View from The Hill

Smith wants to hold hands on defence

Stephen Smith has stated there is bipartisan support for the White Paper’s defence initiatives. AAP/Lukas Coch

After trying unsuccessfully this week to put distance between itself and Tony Abbott on the national disability insurance scheme, the government is now trying to minimise the gap on defence policy.

With the release of the 2013 White Paper, Minister Stephen Smith declared: “The Opposition Leader has said that his position is no further cuts to defence spending, and he has an aspiration for 2% [of GDP spent on defence].

"When you open the forward estimates [in the budget] you will see no further cuts to defence spending, and an aspiration for 2% – it’s called an outbreak of bipartisanship on defence spending.”

Labor doesn’t want an election battle about defence. Polling over the years has consistently shown this is strong Coalition territory. The government seeks a truce.

Having cut deeply last year, the government has sought to protect its back with a “modest” increase in the budget numbers, although we won’t know the precise amount until Tuesday week.

The opposition would like to get more political mileage from defence but it hasn’t the money to do much, so it is just making a bit of noise. “When you talk about the road back to 2% cent, you’ve got to have a plan. We’ve got a plan. They have not”, opposition spokesman David Johnston said. The opposition is aspiring to a 3% annual real growth rate (without tying itself to a date); the government had that in a draft of the White Paper but it did not survive into the final version.

The White Paper is predictable, diplomatic about China (a change from its 2009 predecessor), and regionally focused. Here’s the nation taking a deep breath as the troops leave Afghanistan, and refocusing its eyes on its own backyard.

But the government is still committed to big acquisitions, reaffirming the promise of a dozen submarines, to be built locally. South Australia is delighted. It has narrowed the options for these – no “off the shelf” overseas model, but rather an “evolved Collins Class” or a new design.

It is now also pledging to buy new 12 Growler aircraft to bridge the gap before the Joint Strike Fighter arrives (this was delayed earlier), rather than convert existing planes.
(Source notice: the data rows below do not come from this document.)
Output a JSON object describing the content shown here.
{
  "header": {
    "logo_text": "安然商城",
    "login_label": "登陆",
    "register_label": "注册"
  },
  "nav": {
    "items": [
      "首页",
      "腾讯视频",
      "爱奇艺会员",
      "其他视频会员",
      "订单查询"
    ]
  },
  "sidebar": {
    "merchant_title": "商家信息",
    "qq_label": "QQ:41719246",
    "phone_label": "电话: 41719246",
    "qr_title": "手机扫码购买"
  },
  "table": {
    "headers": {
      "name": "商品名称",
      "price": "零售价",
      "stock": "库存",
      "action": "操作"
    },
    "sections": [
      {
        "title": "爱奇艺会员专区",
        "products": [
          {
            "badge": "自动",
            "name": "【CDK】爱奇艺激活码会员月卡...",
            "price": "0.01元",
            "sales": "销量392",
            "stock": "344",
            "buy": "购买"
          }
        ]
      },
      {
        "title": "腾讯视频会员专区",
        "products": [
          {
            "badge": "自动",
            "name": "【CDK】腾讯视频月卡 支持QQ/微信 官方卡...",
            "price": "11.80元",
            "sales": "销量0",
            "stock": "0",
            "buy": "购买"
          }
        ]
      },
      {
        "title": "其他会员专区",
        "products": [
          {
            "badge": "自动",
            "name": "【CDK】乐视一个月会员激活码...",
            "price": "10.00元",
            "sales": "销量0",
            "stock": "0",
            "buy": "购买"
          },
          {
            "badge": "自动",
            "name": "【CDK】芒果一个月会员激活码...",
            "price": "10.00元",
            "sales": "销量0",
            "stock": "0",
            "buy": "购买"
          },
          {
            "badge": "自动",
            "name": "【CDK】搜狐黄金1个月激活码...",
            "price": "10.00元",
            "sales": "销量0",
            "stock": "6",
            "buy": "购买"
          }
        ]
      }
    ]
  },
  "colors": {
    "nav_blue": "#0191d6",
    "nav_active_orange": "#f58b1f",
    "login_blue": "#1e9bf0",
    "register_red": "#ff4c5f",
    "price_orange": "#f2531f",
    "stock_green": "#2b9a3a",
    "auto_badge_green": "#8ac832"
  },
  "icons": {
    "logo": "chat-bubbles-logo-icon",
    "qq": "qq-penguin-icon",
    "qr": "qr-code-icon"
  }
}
Mark Thomson, senior analyst with the Australian Strategic Policy Institute, describes the paper as a “solid outcome” but adds, “the big question is the long term affordability”. It aspires to the 2% target but “we don’t know what dollar amount that would be, when it would be achieved, and what other pressures there will be” that could affect its realisation.

Thomson points out that Britain had spent a lot on equipment but “it’s now run out of money and can’t operate it. It’s had to ditch and mothball things and downsize its troop numbers”. He believes there should be an intergenerational report to examine how Australia’s finances might look down the track.

After giving Australia a bollocking over the language in the 2009 paper China has no reason to complain this time. Now that Kevin Rudd, with his suspicions of China, is not in charge, the sentences are softer. PM Gillard pointed to “continuity in our perceptions about China” but the change of nuance is obvious and sensible. The lecturing tone has gone.

The “Indo-Pacific” is a big organising concept in the paper. “A new strategic arc is beginning to emerge, connecting the Indian and Pacific Oceans through Southeast Asia”, This is “predominantly a maritime environment with Southeast Asia at its geographic centre. The region’s big strategic challenges will last for decades and their mismanagement could have significant consequences”.

After its operations in Timor-Leste, the Solomon Islands and Afghanistan will come a period of transition for the Australian Defence Force. The paper warns against any repeat of the post Vietnam loss of expertise.

One opportunity provided by the overseas drawdowns will be to “enhance our presence in the north and north-west of Australia”. The paper notes that last year’s Defence Posture Review had found the rapid growth and scale of resource development there was relevant to force posture, though potential threats to resource and energy interests shouldn’t be overstated.

With the small spending increase, and given the changing times and Australia’s recent deeper military engagement with the US, the government will have likely done enough to neutralise the defence issue. Abbott was politically aggressive for a while after last year’s cuts. But he knows that this is not a front-of-mind issue for Australian voters at the moment; there are lots of other things on which they would prefer money to be spent.

As for the Defence establishment, it might have bipartisanship but if Abbott wins on September 14 the bureaucrats will be knuckling down to produce yet another White Paper in 18 months.